··· Records for the exercise ···

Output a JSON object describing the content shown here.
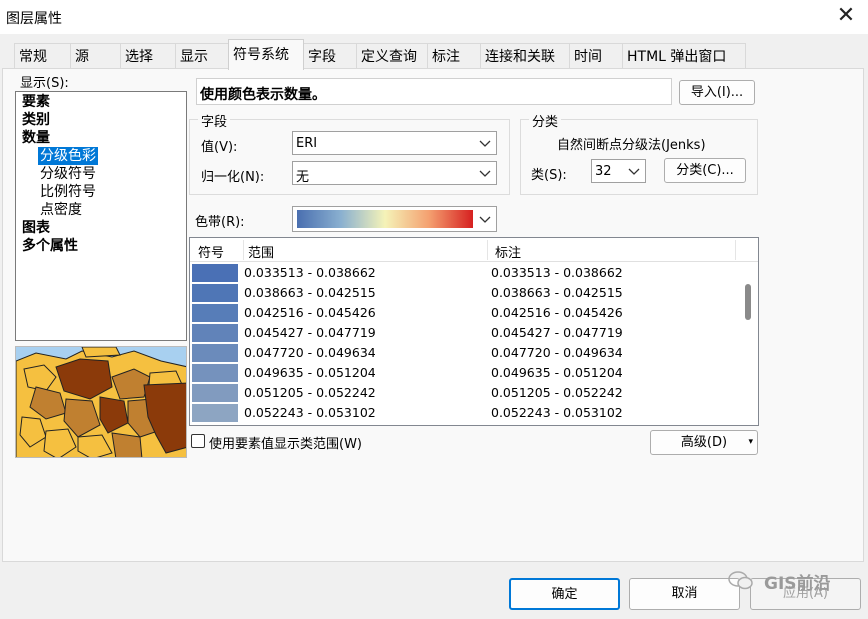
{
  "window": {
    "title": "图层属性",
    "close_glyph": "✕"
  },
  "tabs": [
    {
      "label": "常规"
    },
    {
      "label": "源"
    },
    {
      "label": "选择"
    },
    {
      "label": "显示"
    },
    {
      "label": "符号系统"
    },
    {
      "label": "字段"
    },
    {
      "label": "定义查询"
    },
    {
      "label": "标注"
    },
    {
      "label": "连接和关联"
    },
    {
      "label": "时间"
    },
    {
      "label": "HTML 弹出窗口"
    }
  ],
  "active_tab": "符号系统",
  "show": {
    "label": "显示(S):",
    "items": [
      "要素",
      "类别",
      "数量",
      "分级色彩",
      "分级符号",
      "比例符号",
      "点密度",
      "图表",
      "多个属性"
    ],
    "selected": "分级色彩"
  },
  "description": "使用颜色表示数量。",
  "import_button": "导入(I)...",
  "fields": {
    "group_title": "字段",
    "value_label": "值(V):",
    "value": "ERI",
    "normalization_label": "归一化(N):",
    "normalization": "无"
  },
  "classification": {
    "group_title": "分类",
    "method": "自然间断点分级法(Jenks)",
    "classes_label": "类(S):",
    "classes": "32",
    "classify_button": "分类(C)..."
  },
  "color_ramp": {
    "label": "色带(R):",
    "stops": [
      "#4a6fb0",
      "#8ab0d0",
      "#f5f3b8",
      "#f4a070",
      "#d62020"
    ]
  },
  "table": {
    "headers": [
      "符号",
      "范围",
      "标注"
    ],
    "rows": [
      {
        "color": "#4a70b5",
        "range": "0.033513 - 0.038662",
        "label": "0.033513 - 0.038662"
      },
      {
        "color": "#4f76b6",
        "range": "0.038663 - 0.042515",
        "label": "0.038663 - 0.042515"
      },
      {
        "color": "#577db8",
        "range": "0.042516 - 0.045426",
        "label": "0.042516 - 0.045426"
      },
      {
        "color": "#6183b9",
        "range": "0.045427 - 0.047719",
        "label": "0.045427 - 0.047719"
      },
      {
        "color": "#6b8bbb",
        "range": "0.047720 - 0.049634",
        "label": "0.047720 - 0.049634"
      },
      {
        "color": "#7592bd",
        "range": "0.049635 - 0.051204",
        "label": "0.049635 - 0.051204"
      },
      {
        "color": "#819bbf",
        "range": "0.051205 - 0.052242",
        "label": "0.051205 - 0.052242"
      },
      {
        "color": "#8da5c2",
        "range": "0.052243 - 0.053102",
        "label": "0.052243 - 0.053102"
      }
    ]
  },
  "show_class_ranges": "使用要素值显示类范围(W)",
  "advanced_button": "高级(D)",
  "footer": {
    "ok": "确定",
    "cancel": "取消",
    "apply": "应用(A)"
  },
  "watermark": "GIS前沿",
  "colors": {
    "selection": "#0078d7",
    "accent_border": "#0078d7",
    "map_water": "#a8d0f0",
    "map_dark": "#8b3a0a",
    "map_mid": "#c08030",
    "map_light": "#f5c040"
  }
}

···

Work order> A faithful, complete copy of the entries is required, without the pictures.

Result for this task>
Output a JSON object describing the content shown here.
{
  "window": {
    "title": "图层属性",
    "close_glyph": "✕"
  },
  "tabs": [
    {
      "label": "常规"
    },
    {
      "label": "源"
    },
    {
      "label": "选择"
    },
    {
      "label": "显示"
    },
    {
      "label": "符号系统"
    },
    {
      "label": "字段"
    },
    {
      "label": "定义查询"
    },
    {
      "label": "标注"
    },
    {
      "label": "连接和关联"
    },
    {
      "label": "时间"
    },
    {
      "label": "HTML 弹出窗口"
    }
  ],
  "active_tab": "符号系统",
  "show": {
    "label": "显示(S):",
    "items": [
      "要素",
      "类别",
      "数量",
      "分级色彩",
      "分级符号",
      "比例符号",
      "点密度",
      "图表",
      "多个属性"
    ],
    "selected": "分级色彩"
  },
  "description": "使用颜色表示数量。",
  "import_button": "导入(I)...",
  "fields": {
    "group_title": "字段",
    "value_label": "值(V):",
    "value": "ERI",
    "normalization_label": "归一化(N):",
    "normalization": "无"
  },
  "classification": {
    "group_title": "分类",
    "method": "自然间断点分级法(Jenks)",
    "classes_label": "类(S):",
    "classes": "32",
    "classify_button": "分类(C)..."
  },
  "color_ramp": {
    "label": "色带(R):",
    "stops": [
      "#4a6fb0",
      "#8ab0d0",
      "#f5f3b8",
      "#f4a070",
      "#d62020"
    ]
  },
  "table": {
    "headers": [
      "符号",
      "范围",
      "标注"
    ],
    "rows": [
      {
        "color": "#4a70b5",
        "range": "0.033513 - 0.038662",
        "label": "0.033513 - 0.038662"
      },
      {
        "color": "#4f76b6",
        "range": "0.038663 - 0.042515",
        "label": "0.038663 - 0.042515"
      },
      {
        "color": "#577db8",
        "range": "0.042516 - 0.045426",
        "label": "0.042516 - 0.045426"
      },
      {
        "color": "#6183b9",
        "range": "0.045427 - 0.047719",
        "label": "0.045427 - 0.047719"
      },
      {
        "color": "#6b8bbb",
        "range": "0.047720 - 0.049634",
        "label": "0.047720 - 0.049634"
      },
      {
        "color": "#7592bd",
        "range": "0.049635 - 0.051204",
        "label": "0.049635 - 0.051204"
      },
      {
        "color": "#819bbf",
        "range": "0.051205 - 0.052242",
        "label": "0.051205 - 0.052242"
      },
      {
        "color": "#8da5c2",
        "range": "0.052243 - 0.053102",
        "label": "0.052243 - 0.053102"
      }
    ]
  },
  "show_class_ranges": "使用要素值显示类范围(W)",
  "advanced_button": "高级(D)",
  "footer": {
    "ok": "确定",
    "cancel": "取消",
    "apply": "应用(A)"
  },
  "watermark": "GIS前沿",
  "colors": {
    "selection": "#0078d7",
    "accent_border": "#0078d7",
    "map_water": "#a8d0f0",
    "map_dark": "#8b3a0a",
    "map_mid": "#c08030",
    "map_light": "#f5c040"
  }
}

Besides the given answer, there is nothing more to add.